The visuals are every bit as important as the story and acting here. I still don’t like 3D in films, so even the effects like glass or blood coming out of the plane of the screen don’t do much to enhance the experience. I would suggest seeing this movie in 2D to appreciate the richness of the graphics. The few colors that mark scenes are welcome among the shading. Notable touches are the pink skirt and red hair for Sally (Temple) and Ava’s green eyes and blue dress. Ava’s eyes also serve as a symbol of her greed and envy. Characters move and, indeed, fight with a grace and rhythm that draws you in and forces you to pay attention to every detail. The violence is bloody and quite graphic at times — humorous, even, with some of Miho’s blade attacks. The directors kept this violence on the cartoonish side instead of making it all too obvious by painting the blood splatters in white or pale yellow rather than red. The opening titles use character images from the graphic novels as the matching actors are listed, and Ava is naked even in this introductory image.

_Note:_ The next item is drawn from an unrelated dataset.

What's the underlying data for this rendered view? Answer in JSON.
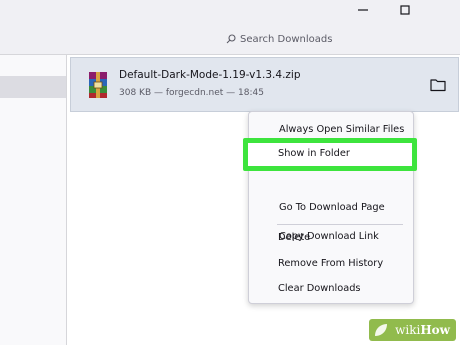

There’s so much to like about this film. I’m concerned that many moviegoers will just not get the subject matter, which might stand in the way of the filmmaking style itself — the real draw. This is pure noir from start to finish. The dialogue is heavy at times and elegantly simple at others. “Gail. She’s reason enough for opening my eyes.” That’s an example of the latter, and much of the humor is embedded in the dialogue as well as the over-the-top situations and action. The graphic novels were very popular, as is anything released by Miller these days. I hope that I don’t have to wait nine more years for another movie like this. Style and substance expertly join a great cast that chews up the scenery in Sin City: A Dame to Kill For.